"I was fascinated by the idea of a port culture – a lot of my family come from that background, they're Cornish and Welsh. My father is from Falmouth and my grandfather, who was originally from Liverpool, got caught at Dunkirk.
"My grandad was 40 and he walked seven miles to sign up for the war, abandoning his kids. That's something that features a lot in my work – what it is to have abandoned your responsibilities.
"I'm an older dad – I've got a two-and-a-half-year-old. A lot of my work is about the relationship between children and family and that sense of responsibility."
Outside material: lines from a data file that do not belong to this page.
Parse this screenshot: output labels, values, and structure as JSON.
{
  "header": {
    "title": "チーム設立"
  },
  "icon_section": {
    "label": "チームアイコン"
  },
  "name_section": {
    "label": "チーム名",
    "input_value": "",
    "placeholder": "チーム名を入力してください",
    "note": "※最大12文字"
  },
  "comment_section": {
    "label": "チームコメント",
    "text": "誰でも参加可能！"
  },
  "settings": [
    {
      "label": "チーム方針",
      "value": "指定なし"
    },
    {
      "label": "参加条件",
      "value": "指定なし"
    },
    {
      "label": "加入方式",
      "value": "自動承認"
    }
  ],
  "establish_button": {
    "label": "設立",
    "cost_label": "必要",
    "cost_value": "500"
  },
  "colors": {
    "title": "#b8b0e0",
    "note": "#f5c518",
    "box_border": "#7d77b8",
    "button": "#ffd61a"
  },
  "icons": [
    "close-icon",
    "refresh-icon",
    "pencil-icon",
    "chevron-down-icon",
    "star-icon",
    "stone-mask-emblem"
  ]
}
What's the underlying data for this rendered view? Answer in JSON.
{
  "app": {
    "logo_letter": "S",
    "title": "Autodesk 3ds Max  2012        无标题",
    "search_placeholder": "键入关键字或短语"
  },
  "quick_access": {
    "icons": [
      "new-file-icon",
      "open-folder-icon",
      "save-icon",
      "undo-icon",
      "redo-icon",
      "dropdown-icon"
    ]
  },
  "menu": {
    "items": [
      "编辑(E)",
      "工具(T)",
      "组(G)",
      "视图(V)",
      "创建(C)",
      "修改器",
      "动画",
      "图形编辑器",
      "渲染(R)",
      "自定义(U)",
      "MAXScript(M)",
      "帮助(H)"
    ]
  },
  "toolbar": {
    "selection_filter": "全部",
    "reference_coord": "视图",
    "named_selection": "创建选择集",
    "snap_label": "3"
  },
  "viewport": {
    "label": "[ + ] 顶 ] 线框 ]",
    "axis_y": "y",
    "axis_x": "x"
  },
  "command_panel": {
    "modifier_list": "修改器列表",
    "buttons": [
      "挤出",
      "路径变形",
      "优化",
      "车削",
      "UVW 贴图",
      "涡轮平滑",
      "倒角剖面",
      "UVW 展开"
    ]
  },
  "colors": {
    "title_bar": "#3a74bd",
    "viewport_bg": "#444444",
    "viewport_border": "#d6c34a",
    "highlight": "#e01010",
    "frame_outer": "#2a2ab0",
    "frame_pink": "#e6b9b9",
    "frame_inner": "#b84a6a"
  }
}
Andrew says the play will look very special. "We wanted the audience to feel like they had fallen into a French film," he says. "The colour's very saturated, very bright. I love the rich French text and it's subtitled, like a classic French film. When we did it originally, we needed a middle language that was not Greek or English. None of us was a natural French speaker and we realised how lovely a language it was."
One of the country's most original companies, imitating the dog combine stunning digital projections and inventive storytelling.
"I'm so interested in the relationship between theatre and film," says Andrew. "The technology has changed so much over the last six or seven years that it makes what we do easier and faster. We do have a 'signature' that we're known for."
In writing 6 Degrees Below the Horizon Andrew was inspired by the works of French novelist Genet, German playwrights Frank Wedekind and Bertolt Brecht and artists Pierre et Gilles, known for their highly stylised and romantic photographs.
"It's very romantic, this piece, but there is a big ironic take on it. It's also very moving.
"The undertone of religion, and temptation and forgiveness, makes it almost a biblical story. It's about what you might sell your soul for.
"I think it's very beautiful."
Catch imitating the dog's 6 Degrees Below the Horizon at Exeter's Northcott Theatre on March 26 and 27.